I think the detail that really made this Lancer Evo look so damn good was the removal of its big factory wing. It almost looks sedate without it.
After walking around the building I entered the main workshop through the back door, and that’s when things really began to get interesting.
My first encounter was Nori’s own Porsche 911 which is dropped down low on a set of custom 13-spoke Barramundi wheels sporting a healthy dose of lip and offset. Mild GT-inspired flares contain the wider wheel and tyre combo and the whole look is pulled together with a silky pearl white respray.
It didn’t dawn on me until then, but what further sets Nori aside from many other car builders is that he enjoys tackling a variety of makes, models and styles. Old school Japanese metal is his true passion and the main focus of his work, but lately he’s been doing a lot more with Porsches too.
You may have spotted the Impala lowrider parked outside the shop at the beginning of the post. Initially this seemed a little strange to me, but then I came across this massive Cadillac jacked up on axle stands in the garage, ready to go under the knife and get the full custom treatment. It seems nothing is impossible for Nori! In the background you can see that he’s been fabricating American-style metal fences too, something he’s using to decorate the shop with to give it more of a stateside feeling. There’s still a lot left to do on the decor side of things, but he is well on his way to creating a very cool shop to work and live in.Meeting a legend
And then I laid eyes on the machine that put Common Snapper on the map for me – its pearl white S30. I think it was the Mooneyes Hot Rod & Custom show in Yokohama that I saw this car for the very first time. I went to the exhibition center early and watched Nori arrive with his transporter and unload the Datsun right in the middle of the hall. It was automotive love at first sight, but little did I know that the spotless exterior was hiding even more awesomeness underneath…
You just can’t go wrong with an RB26 swap, can you?
With close to 500hp on tap, this has to be one of the meanest and baddest Zs in all of Japan. And it just sits so well on polished Barramundis.
Every time I looked at the car I seemed to discover something new – like the safety fuel tank in full view through the rear hatch screen.
The engine wasn’t the only thing that’s been swapped over either.
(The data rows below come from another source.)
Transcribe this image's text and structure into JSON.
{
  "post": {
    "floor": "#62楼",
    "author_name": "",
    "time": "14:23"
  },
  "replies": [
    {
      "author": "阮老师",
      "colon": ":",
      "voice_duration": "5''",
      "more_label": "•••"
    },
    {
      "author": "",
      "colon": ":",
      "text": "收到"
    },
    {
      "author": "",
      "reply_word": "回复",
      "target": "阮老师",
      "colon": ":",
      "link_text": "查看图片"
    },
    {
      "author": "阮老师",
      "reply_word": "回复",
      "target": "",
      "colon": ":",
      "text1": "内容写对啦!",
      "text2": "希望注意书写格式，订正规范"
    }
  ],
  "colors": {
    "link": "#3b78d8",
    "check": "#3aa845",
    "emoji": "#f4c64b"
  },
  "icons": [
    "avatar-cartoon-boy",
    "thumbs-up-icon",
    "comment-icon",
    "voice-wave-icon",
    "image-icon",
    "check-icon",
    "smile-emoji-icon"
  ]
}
The stock S30 dash has given way to an R33 Skyline equivalent, including the console on top of the transmission tunnel. That might not be to everyone’s taste, but there’s no doubting the quality execution here.
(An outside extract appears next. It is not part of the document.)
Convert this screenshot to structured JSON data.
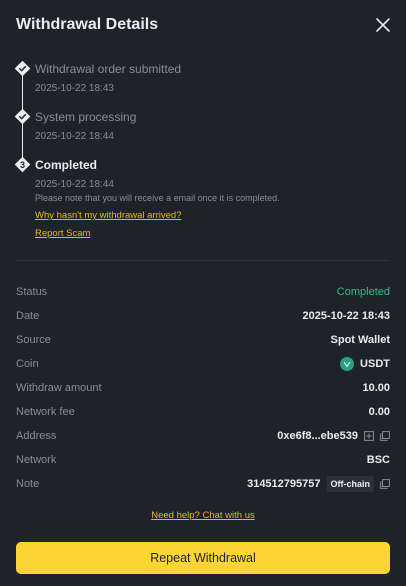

Really, there’s only one thing that gives the swap away, and that’s the big bore exhaust – or more precisely the trademark sound that emits from it.
When I visited, Nori was working on a bunch of projects at the same time, including this soon-to-be-completed RB26-powered Hakosuka. Can anyone identify the wheels under the car?
The turbo six had temporarily been positioned in the C10’s big engine bay, ready to have all the ancillaries test-fitted, to see what other modifications would be needed to make the swap work.
Awaiting a new breath of life was a recently-painted 510 sedan, and the maroon S30 next to it was about to receive a motor swap as well.
Nori does a lot of interior work too, and I thought it was quite cool that he’s considering dropping this pair of electrically-adjustable R35 GT-R leather seats in one of his projects.
More killer 510 style? Yes please – as long as it’s served up with nice and chunky fender flares and custom painted wheels.
Wondering what’s hiding under that carbon bonnet? Could this possibly be a future feature car? You’ll have to wait and see…
Here’s another angle of the main workshop area looking down from the front door to Nori’s apartment. I could get use to waking up to this sort of sight every day!
So there you have it, Common Snapper – probably the most uncommon shop you could ever wish to visit in Japan. A place where creativity runs high, where conformity has no place, and where many styles come together to create unique results. I think we’ll be seeing a lot more from Nori during the course of the year…
Dino Dalle Carbonare